It would have been his birthday tomorrow. Born on 10th January 1925, he would have been ninety-three years old. On 6th June 1944, he was nineteen years old. A member of the Fourth Battalion of the Royal Dragoon Guards, the tank in which he was a member of the crew was bound for Gold Beach on the Normandy coast as part of the Allied landings on D-Day. Tank landing craft were precarious vessels, seaworthy for only the briefest of voyages. As the landing craft and in which he was travelling approached the beach, it began to sink, hit by enemy fire, or just swamped by the waves, it would quickly become a deadly place to be. The young trooper was grabbed by the tank commander and physically pulled through the hatch, without such assistance he would have joined the list of those who died that day.

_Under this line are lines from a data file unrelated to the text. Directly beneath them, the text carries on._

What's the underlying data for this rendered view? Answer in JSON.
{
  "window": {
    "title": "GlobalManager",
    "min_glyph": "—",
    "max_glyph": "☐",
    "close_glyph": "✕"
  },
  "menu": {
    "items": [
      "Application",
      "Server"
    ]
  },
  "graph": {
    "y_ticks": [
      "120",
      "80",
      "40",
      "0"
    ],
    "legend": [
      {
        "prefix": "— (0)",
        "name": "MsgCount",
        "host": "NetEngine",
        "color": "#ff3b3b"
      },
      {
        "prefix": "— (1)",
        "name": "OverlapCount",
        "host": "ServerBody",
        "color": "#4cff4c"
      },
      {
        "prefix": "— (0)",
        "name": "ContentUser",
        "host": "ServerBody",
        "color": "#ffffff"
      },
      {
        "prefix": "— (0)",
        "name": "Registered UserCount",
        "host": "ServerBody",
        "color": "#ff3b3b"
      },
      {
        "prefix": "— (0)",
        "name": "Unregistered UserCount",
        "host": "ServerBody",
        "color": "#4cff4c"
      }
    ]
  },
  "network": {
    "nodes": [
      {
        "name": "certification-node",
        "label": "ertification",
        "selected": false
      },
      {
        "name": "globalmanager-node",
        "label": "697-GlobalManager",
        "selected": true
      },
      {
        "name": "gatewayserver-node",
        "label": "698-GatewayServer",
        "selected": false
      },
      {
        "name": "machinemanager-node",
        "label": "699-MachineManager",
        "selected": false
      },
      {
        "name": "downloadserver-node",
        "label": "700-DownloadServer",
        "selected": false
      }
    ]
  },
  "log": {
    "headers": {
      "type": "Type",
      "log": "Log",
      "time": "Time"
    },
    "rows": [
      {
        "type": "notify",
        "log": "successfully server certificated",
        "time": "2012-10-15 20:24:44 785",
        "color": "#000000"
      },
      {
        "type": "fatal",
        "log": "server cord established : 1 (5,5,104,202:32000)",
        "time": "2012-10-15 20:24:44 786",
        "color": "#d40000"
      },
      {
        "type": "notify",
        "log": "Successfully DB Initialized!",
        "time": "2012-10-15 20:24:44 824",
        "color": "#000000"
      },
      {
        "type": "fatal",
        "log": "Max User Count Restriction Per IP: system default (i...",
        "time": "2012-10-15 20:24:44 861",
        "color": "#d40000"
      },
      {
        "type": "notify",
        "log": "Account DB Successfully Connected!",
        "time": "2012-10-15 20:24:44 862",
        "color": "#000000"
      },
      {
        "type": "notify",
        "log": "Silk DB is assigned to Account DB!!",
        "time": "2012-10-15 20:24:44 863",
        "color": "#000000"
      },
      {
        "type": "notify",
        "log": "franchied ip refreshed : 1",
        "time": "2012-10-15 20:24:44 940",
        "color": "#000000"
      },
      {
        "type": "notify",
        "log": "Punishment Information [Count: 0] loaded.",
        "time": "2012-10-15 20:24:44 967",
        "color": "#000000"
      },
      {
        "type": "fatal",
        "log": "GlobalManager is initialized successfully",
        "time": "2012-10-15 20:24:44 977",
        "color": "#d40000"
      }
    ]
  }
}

Looking at the photographs on the wall of his house, the pride his wife felt at him being present that day was evident. There were pictures from army days, and many pictures of subsequent reunions. A French souvenir of one of the anniversaries was captioned, “debarquement.” It seemed an innocuous word to use of such a moment; a word now associated with cross channel ferries seemed inadequate to express the violence and the horror of the occasion. In one frame, there was a photograph of the trooper, now a pensioner, in a veterans’ beret – beside his image, his medals had been mounted on red velvet.
Elsewhere in the room, there were all the usual family photographs, domestic and serene compared with those that evoked thoughts of D-Day. Of course, the domestic pictures were those that catalogued the bulk of his life, yet a day when he was nineteen seemed to have been the defining moment.
After the war, he was demobbed, getting work with a local builder before becoming self-employed. How hard it must have been, how hard the adjustment from moments when mere survival was a joy to the humdrum existence of workaday life.
Perhaps there would have been a whole community of understanding on the years after the war, millions had served in the armed forces and those at home and seen devastating, air raids, but with the passing years, veterans died and the collective memory faded.
Were the nineteen year old alive to celebrate his ninety-third birthday, would he have found the world attentive to his tales? Would he have found his memory valued? Would stories of the horrors he endured have been granted a hearing? Staring out from the picture frames, would the nineteen year old have recognised the ninety-three year old?